US Republicans begin two years of congressional rule
WASHINGTON DC, USA – A new US Congress convened Tuesday, January 6, in snowy Washington, where freshly-empowered Republican leaders seek quick economic victories like approving the Keystone pipeline and move to counter President Barack Obama's agenda ahead of 2016.
Rather than embark straight away on deep and complicated reforms, the Republicans who now control both the Senate and House of Representatives are making tactical strikes by voting this week on a series of conservative measures symbolizing their priorities for the 114th Congress.
Shortly after lawmakers are sworn in at noon local time (1700 GMT) Tuesday, the House votes on the Hire More Heroes Act, a jobs bill with the double-barreled goal of helping US military veterans find work and changing a key element of Obamacare, the president's landmark health care reform.
The chamber also votes this week on a bill to redesignate the 40-hour work week, a move aimed at countering the Obamacare provision that identifies a full work week at just 30 hours, a measure Republicans argue has led to reduced work for Americans.
A major first test comes in this week's energy debate which culminates with a House vote Friday, January 9, on legislation authorizing construction of the Canada-to-US Keystone XL pipeline.
The Republican-led House passed similar legislation in November but it fell one vote short in the Democratic-controlled Senate.
The new leadership in the Senate, which flips to a 54-46 Republican majority Tuesday following November elections, has said it has enough votes to pass the measure.
The massive 1,179-mile (1,900-kilometer) project, which the Obama administration has held up for years over environmental concerns, would carry crude oil mined in Canada's tar sands to US Gulf Coast refineries.
Environmentalists and some Democrats have expressed fierce opposition, but Republicans have long backed the plan, arguing it will boost US oil production and create jobs.
Canadian firm TransCanada first proposed the pipeline in 2008, and Ottawa strongly backs the project.
Don't be 'scary'
For the final two years of Obama's 8 year presidency, Republicans will enjoy their broadest congressional majority since 1930.
The party is keen to avoid much of the political crisis of the last 4 years, including a crippling government shutdown in 2013, with incoming Senate Majority Leader Mitch McConnell urging his Republicans to tone down their hostile rhetoric and not appear "scary" to Americans in the run up to the 2016 presidential race.
"I don't want the American people to think that if they add a Republican president to a Republican Congress, that's going to be a scary outcome," McConnell said in a pre-Christmas interview with the Washington Post that was published Monday, January 5.
"I want the American people to be comfortable with the fact that the Republican House and Senate is a responsible, right-of-center, governing majority."
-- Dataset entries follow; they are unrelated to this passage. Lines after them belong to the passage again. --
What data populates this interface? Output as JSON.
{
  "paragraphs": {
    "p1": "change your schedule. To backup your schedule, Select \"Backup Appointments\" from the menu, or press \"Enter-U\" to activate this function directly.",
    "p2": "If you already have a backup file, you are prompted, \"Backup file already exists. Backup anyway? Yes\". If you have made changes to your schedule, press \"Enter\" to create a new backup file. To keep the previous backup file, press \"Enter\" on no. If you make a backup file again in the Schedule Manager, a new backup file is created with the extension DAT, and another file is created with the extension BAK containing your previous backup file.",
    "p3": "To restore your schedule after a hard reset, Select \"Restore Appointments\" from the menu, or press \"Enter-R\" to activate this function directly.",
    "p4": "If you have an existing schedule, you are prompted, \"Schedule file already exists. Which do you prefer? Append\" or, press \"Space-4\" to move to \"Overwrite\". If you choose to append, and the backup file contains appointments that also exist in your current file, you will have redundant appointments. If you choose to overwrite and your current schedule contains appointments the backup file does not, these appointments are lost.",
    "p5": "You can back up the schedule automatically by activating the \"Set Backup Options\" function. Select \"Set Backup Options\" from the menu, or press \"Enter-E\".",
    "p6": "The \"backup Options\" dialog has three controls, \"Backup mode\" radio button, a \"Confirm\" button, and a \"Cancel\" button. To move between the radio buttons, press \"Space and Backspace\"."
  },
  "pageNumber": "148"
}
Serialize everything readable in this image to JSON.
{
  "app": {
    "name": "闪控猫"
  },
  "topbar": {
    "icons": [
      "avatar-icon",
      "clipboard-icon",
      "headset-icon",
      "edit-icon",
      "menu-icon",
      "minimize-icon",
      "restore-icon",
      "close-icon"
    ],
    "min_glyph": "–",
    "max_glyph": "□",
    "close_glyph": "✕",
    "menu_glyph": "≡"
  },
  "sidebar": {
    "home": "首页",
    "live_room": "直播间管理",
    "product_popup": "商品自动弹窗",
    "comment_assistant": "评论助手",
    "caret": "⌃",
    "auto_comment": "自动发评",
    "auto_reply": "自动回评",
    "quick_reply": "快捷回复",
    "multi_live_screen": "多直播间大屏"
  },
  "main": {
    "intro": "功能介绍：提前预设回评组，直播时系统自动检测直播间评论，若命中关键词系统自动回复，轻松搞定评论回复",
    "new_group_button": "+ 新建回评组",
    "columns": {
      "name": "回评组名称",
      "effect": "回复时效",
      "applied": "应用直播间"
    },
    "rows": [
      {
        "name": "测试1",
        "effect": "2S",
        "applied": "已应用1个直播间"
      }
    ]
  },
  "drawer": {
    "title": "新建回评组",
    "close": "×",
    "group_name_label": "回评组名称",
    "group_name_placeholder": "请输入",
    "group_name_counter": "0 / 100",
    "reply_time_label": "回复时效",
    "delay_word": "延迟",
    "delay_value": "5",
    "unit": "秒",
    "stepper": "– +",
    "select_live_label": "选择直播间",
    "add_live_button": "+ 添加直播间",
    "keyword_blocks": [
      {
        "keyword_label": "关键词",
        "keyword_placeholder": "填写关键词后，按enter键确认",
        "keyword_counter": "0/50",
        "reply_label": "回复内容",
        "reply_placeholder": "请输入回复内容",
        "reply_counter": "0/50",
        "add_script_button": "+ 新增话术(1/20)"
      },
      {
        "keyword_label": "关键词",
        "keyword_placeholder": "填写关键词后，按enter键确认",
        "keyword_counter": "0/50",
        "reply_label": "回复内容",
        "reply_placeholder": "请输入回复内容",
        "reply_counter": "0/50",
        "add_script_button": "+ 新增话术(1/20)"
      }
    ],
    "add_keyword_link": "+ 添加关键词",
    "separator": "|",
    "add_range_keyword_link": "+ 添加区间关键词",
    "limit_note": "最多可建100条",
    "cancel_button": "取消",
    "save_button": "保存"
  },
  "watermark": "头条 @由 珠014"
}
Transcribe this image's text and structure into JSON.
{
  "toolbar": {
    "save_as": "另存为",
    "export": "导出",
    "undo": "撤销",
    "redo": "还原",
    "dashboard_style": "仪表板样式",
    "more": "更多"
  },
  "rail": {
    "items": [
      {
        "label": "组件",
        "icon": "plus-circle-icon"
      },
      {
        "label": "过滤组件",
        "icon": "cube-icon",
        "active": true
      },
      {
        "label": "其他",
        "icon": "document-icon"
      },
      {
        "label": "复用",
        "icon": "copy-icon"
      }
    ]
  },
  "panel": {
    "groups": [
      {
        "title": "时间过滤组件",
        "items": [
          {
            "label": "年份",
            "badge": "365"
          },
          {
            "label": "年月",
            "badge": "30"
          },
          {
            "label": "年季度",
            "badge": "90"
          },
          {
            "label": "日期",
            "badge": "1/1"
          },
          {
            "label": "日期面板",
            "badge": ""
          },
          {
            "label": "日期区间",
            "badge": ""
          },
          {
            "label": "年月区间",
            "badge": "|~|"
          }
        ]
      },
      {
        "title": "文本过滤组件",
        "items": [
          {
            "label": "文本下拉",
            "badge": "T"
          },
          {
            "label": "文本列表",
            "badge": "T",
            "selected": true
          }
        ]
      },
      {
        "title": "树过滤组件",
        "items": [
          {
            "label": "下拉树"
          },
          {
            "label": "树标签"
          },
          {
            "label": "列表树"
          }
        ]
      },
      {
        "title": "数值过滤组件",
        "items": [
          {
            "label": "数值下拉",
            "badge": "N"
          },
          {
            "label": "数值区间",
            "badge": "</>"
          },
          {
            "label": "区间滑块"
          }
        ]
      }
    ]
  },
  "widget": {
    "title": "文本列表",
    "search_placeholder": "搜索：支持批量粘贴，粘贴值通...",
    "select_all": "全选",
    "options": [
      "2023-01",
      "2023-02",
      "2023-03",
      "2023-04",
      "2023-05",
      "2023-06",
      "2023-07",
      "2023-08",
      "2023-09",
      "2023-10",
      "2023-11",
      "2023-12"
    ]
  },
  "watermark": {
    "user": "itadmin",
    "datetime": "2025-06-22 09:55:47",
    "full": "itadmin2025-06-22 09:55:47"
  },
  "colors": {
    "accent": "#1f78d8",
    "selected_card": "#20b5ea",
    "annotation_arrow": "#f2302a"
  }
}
But even as McConnell and House Speaker John Boehner pledge to steer their congressional majority to some solid victories and prove they can govern, they begin the new session with their caucus divided.
Boehner is contending with his party's notoriously uncooperative right flank, a group of hard-core, non-negotiating conservatives who are expected to vote against him as speaker when the House convenes at noon and elects its leader for the next two years.
Boehner is predicted to win re-election, but the fissure could cast a shadow over the new Republican dawn on Capitol Hill.
As the season's first snowfall blanketed the capital, dozens of first-time lawmakers were being sworn in to their new jobs as America's representatives in Congress.
"We are ready to get to work under GOP leadership for Georgia and America," Senator Johnny Isakson of Georgia said on Twitter. – Rappler.com